The orange book takes a whole different approach, using a static array for the particle system and calculating the animation in GLSL.

I was just curious how you draw them, because it seems using point sprites or the geometry shader to create the quads for you is quite popular at opengl.org, because it only requires 1 vertex per particle instead of 4. I've tried point sprites so far, but they seem to have the limitation that you cannot rotate the quad they create, and I was kinda hoping you figured out how to do that ;) (Geometry shaders require DX 10 hardware so couldn't toy around with that yet.)

lubos's picture

So I'm going to group particle systems into one array ;) I was also looking at VBOs, but since it needs openGL 1.5 I will implement them later as optional feature. Regarding "letter" particle system, it already uses one bigger texture, the particle just holds frame number, which is used to calculate texture coordinates.

I know nothing about shader programming, but will add it to roadmap. i will check point sprites also, looks like great idea!

lubos's picture

Just a small update. A more than week passed and I have done so little. Particle systems already uses vertex arrays, still some problems but I will hopefully fix them this weekend, as well have a look at point sprites :)

the Fiddler's picture

Love the flaming text, this must look awesome in movement! :)

objarni's picture

Are you using "classic vertex arrays" or VBOs?

The classic VAs of OpenGL is not recommended in OpenTK, if you are going to scale up and need more performance. Go for display lists or VBOs instead.

lubos's picture

I'm using "classic VAs". I read that VBOs need OpenGL 1.5 so I decided not to use it(or, not to use it as main method) as this is just 2D engine for 2D games which should run even on older machines. Yeah, the particle system with 20k paticles runs at only about 8 fps currently, but that much particles will never be used in game.
Why its not recommended in OpenTK? Its because of c#?
About display lists, how should I do that? The only way I see is to rebuild all lists everytime when particles get moved.
Thanks for suggestions :)

the Fiddler's picture

When using VAs, it is your responsibility to keep the data pointers intact for as long as you are using the VA. This is no simple task in an environment with a compacting GC like .Net - unless you are taking precautions, your app will start displaying garbage or crash after a variable period of time (it depends on the runtime, the number of cores in your machine and the memory pressure).

VBOs do not suffer from this issue. Geforce FX and higher have 1.5 compliant drivers, so you can just go ahead and use VBOs. You'll need to work a little more in order to support older cars: you could use the ARB VBO extensions in GL.Arb, and fall back to display lists / immediate mode if these features are not supported.

Edit: Check this pdf for VBO support on older cards: http://www.g-truc.net/article/vbo-en.pdf

It looks like VBOs are supported from Riva TNT 1 and up (should be old enough for ya!), in one form or another.

objarni's picture

Fiddler: maybe my "not recommended" is too weak? you also have to use "pinning" (or what it is called) to actually make the program semantically correct/stable to use VAs in OpenTK, right?

But when you do use VAs (with pinning), it is really slow, right?

It would be really nice if IntelliSense told users that DrawArrays etc. is not the recommended way ( unless it's via VBO's ). This will bite lots of beginners of OpenTK since VAs are immensely popular, since it's really fast and easy to use in C/C++.

the Fiddler's picture

Yeah, it's an understatement.
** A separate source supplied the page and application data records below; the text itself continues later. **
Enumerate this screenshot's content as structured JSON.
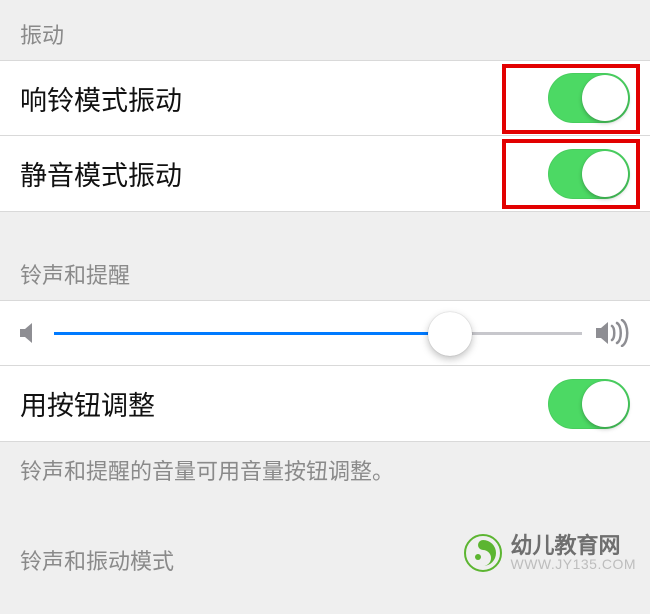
{
  "sections": {
    "vibration_header": "振动",
    "ringtone_header": "铃声和提醒",
    "pattern_header": "铃声和振动模式"
  },
  "rows": {
    "vibrate_on_ring": "响铃模式振动",
    "vibrate_on_silent": "静音模式振动",
    "change_with_buttons": "用按钮调整"
  },
  "toggles": {
    "vibrate_on_ring": true,
    "vibrate_on_silent": true,
    "change_with_buttons": true
  },
  "volume": {
    "value_percent": 75
  },
  "footer_note": "铃声和提醒的音量可用音量按钮调整。",
  "watermark": {
    "title": "幼儿教育网",
    "url": "WWW.JY135.COM"
  },
  "colors": {
    "toggle_on": "#4cd964",
    "slider_fill": "#007aff",
    "highlight": "#e20000"
  }
}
VAs are pretty much forbidden in .Net, for the very reason you mentioned (they require long-term pinning which will kill GC performance).
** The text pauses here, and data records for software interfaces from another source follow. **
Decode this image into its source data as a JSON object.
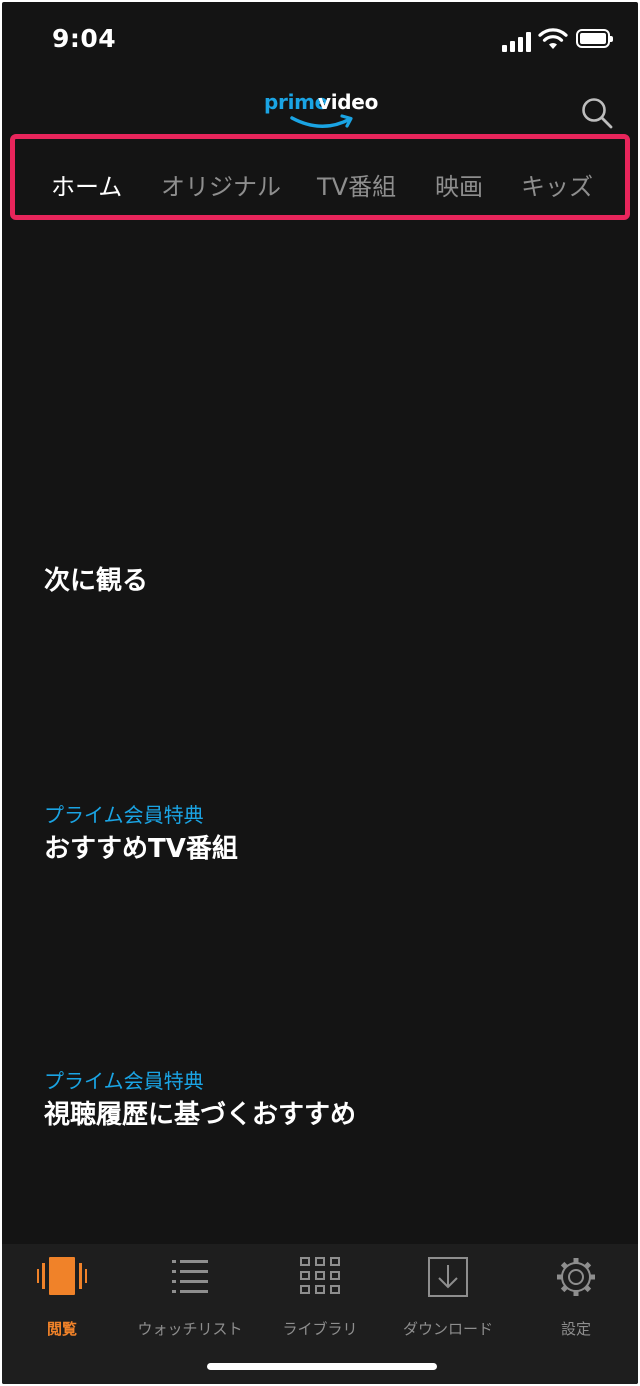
{
  "status_bar": {
    "time": "9:04"
  },
  "header": {
    "logo_text_prime": "prime",
    "logo_text_video": "video"
  },
  "tabs": [
    {
      "label": "ホーム",
      "active": true
    },
    {
      "label": "オリジナル",
      "active": false
    },
    {
      "label": "TV番組",
      "active": false
    },
    {
      "label": "映画",
      "active": false
    },
    {
      "label": "キッズ",
      "active": false
    }
  ],
  "sections": [
    {
      "subtitle": "",
      "title": "次に観る"
    },
    {
      "subtitle": "プライム会員特典",
      "title": "おすすめTV番組"
    },
    {
      "subtitle": "プライム会員特典",
      "title": "視聴履歴に基づくおすすめ"
    }
  ],
  "bottom_nav": [
    {
      "label": "閲覧",
      "icon": "browse-icon",
      "active": true
    },
    {
      "label": "ウォッチリスト",
      "icon": "watchlist-icon",
      "active": false
    },
    {
      "label": "ライブラリ",
      "icon": "library-icon",
      "active": false
    },
    {
      "label": "ダウンロード",
      "icon": "download-icon",
      "active": false
    },
    {
      "label": "設定",
      "icon": "gear-icon",
      "active": false
    }
  ],
  "colors": {
    "accent_blue": "#1aa4e4",
    "active_orange": "#f08229",
    "highlight_border": "#e8255b",
    "background": "#141414"
  }
}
I'm working on a system that will allow us to add comments to specific OpenGL functions. It requires some rather extensive modifications to the generator however, and I don't have the time for that right now. I'll add a comment by hand for the time being, warning users on the pitfalls.

lubos's picture

Update! I finally managed to sit down and code :) It's 1:13 AM and drawing is now done using VBOs :P As a next step I decided to clean code a bit before I start with point-sprites.